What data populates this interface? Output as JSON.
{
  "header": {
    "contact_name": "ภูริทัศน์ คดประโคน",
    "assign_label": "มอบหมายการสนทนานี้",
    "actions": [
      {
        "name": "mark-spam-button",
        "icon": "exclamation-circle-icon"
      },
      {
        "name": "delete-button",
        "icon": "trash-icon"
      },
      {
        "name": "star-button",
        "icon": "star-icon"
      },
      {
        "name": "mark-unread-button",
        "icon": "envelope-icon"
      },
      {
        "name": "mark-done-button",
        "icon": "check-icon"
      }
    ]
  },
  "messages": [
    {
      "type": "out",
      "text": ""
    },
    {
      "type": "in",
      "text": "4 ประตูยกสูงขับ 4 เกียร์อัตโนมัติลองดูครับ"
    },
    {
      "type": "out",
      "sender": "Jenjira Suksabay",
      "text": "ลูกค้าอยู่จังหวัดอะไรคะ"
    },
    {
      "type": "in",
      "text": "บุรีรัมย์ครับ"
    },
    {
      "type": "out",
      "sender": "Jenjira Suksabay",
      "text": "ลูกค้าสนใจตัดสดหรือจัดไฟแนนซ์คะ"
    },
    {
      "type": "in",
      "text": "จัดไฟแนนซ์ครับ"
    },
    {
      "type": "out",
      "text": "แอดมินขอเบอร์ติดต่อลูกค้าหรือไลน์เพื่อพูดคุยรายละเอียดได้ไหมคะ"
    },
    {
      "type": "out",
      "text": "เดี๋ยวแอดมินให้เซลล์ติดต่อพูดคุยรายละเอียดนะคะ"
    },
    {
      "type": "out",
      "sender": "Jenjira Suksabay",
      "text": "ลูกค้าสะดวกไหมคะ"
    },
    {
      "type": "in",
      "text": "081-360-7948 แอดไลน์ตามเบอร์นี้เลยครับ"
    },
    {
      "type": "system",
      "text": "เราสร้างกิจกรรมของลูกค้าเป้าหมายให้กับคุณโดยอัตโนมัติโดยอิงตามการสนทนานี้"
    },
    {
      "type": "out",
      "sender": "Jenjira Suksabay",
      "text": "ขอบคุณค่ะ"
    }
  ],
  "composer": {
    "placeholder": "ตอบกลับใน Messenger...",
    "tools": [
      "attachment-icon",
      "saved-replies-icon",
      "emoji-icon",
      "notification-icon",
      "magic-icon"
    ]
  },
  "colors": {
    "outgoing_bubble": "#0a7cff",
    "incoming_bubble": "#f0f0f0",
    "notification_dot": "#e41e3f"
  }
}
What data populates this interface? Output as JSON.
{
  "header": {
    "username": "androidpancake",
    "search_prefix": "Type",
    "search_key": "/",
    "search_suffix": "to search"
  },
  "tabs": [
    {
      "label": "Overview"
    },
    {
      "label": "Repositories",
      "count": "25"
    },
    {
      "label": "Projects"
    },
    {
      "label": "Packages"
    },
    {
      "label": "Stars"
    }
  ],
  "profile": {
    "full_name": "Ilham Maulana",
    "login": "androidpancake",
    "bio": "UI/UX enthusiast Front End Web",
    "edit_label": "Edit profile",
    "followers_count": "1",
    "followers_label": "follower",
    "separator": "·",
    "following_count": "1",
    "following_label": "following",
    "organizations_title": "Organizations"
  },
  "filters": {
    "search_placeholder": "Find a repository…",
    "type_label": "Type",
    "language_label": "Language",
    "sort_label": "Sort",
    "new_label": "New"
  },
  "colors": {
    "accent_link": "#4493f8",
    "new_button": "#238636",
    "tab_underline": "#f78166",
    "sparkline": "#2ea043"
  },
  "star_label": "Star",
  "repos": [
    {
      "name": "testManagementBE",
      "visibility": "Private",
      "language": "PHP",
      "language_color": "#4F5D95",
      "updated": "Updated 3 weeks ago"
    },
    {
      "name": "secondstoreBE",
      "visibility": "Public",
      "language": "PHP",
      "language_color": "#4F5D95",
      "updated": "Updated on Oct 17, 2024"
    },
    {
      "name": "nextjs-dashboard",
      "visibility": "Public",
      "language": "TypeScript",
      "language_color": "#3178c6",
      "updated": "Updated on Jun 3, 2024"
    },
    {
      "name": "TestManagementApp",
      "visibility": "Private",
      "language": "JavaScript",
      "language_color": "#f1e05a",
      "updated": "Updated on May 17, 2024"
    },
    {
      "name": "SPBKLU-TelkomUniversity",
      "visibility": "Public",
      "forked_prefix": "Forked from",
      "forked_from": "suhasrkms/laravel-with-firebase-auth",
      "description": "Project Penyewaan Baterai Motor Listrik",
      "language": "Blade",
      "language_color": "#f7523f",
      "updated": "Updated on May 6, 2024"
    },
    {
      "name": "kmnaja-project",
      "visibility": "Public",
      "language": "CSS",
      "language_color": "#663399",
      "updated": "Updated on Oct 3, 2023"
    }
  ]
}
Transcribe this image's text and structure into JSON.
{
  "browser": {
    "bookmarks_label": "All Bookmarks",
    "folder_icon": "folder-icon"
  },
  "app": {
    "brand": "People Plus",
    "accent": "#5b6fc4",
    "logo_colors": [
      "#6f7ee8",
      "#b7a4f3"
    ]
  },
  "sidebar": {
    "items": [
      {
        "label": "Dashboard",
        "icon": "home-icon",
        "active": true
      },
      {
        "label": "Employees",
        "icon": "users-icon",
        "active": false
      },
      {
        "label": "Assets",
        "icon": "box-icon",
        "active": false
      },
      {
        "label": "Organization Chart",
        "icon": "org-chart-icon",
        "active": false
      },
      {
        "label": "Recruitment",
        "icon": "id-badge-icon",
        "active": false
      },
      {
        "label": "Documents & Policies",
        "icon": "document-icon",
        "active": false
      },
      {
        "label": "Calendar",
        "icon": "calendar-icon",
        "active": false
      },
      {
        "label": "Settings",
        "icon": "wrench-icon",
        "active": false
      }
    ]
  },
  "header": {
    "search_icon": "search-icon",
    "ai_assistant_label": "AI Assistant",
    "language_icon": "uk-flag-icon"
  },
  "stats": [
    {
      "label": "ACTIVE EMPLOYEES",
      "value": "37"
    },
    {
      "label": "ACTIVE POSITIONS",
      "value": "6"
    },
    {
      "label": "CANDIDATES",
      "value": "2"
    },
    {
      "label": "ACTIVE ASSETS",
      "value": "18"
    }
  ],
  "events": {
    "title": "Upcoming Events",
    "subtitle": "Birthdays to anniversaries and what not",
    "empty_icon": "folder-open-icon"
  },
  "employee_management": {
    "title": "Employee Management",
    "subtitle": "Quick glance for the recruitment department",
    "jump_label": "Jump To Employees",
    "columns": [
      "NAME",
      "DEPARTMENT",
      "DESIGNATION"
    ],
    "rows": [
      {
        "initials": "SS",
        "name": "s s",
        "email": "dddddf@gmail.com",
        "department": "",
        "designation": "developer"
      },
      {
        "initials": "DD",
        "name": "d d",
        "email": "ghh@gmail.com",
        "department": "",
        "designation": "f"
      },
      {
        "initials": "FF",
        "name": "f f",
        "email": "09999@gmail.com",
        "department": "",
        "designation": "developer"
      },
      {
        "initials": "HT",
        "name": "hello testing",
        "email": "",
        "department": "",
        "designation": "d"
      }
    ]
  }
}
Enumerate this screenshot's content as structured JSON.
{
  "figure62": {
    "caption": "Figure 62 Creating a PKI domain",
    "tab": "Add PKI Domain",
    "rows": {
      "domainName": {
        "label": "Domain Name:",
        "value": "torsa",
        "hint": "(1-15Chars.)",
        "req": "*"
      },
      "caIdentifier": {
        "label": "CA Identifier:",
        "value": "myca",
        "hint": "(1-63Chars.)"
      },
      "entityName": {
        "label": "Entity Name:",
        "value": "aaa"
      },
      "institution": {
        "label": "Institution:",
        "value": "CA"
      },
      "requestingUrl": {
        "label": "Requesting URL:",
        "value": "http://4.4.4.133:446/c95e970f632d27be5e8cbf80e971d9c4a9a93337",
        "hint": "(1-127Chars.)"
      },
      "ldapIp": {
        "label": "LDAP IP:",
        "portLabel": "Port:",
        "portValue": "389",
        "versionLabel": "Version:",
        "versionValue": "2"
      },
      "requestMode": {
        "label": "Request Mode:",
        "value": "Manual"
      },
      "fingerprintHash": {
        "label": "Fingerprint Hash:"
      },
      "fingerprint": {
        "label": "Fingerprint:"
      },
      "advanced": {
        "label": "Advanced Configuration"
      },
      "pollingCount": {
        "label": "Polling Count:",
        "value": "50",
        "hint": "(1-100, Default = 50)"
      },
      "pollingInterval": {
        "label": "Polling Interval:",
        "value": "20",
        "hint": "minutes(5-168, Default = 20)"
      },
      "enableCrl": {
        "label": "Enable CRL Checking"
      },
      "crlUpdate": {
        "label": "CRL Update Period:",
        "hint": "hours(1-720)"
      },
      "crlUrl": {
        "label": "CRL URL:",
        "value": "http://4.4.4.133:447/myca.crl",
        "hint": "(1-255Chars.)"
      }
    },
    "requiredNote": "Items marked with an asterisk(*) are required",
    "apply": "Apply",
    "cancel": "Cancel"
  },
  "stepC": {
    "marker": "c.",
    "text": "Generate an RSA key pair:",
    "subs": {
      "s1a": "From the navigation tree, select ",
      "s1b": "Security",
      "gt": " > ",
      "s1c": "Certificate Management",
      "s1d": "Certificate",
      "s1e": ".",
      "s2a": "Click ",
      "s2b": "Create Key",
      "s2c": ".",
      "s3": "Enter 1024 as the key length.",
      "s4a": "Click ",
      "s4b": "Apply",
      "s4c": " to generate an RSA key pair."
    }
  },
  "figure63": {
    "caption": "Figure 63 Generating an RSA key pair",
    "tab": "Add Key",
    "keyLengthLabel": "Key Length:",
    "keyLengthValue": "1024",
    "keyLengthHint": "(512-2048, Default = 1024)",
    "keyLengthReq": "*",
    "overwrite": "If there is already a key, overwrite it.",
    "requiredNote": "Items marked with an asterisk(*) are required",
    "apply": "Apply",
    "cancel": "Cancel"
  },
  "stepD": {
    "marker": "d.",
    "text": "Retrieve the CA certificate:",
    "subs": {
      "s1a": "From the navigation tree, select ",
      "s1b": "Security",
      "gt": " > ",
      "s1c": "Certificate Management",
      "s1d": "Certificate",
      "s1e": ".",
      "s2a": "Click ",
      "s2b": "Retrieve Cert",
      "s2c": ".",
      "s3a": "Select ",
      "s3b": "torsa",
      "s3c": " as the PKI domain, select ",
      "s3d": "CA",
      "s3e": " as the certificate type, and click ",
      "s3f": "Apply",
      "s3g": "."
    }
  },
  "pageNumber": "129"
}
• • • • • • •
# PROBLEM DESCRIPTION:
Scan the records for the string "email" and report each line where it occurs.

# TASK RESULT:
        "email": "dddddf@gmail.com",
        "email": "ghh@gmail.com",
        "email": "09999@gmail.com",
        "email": "",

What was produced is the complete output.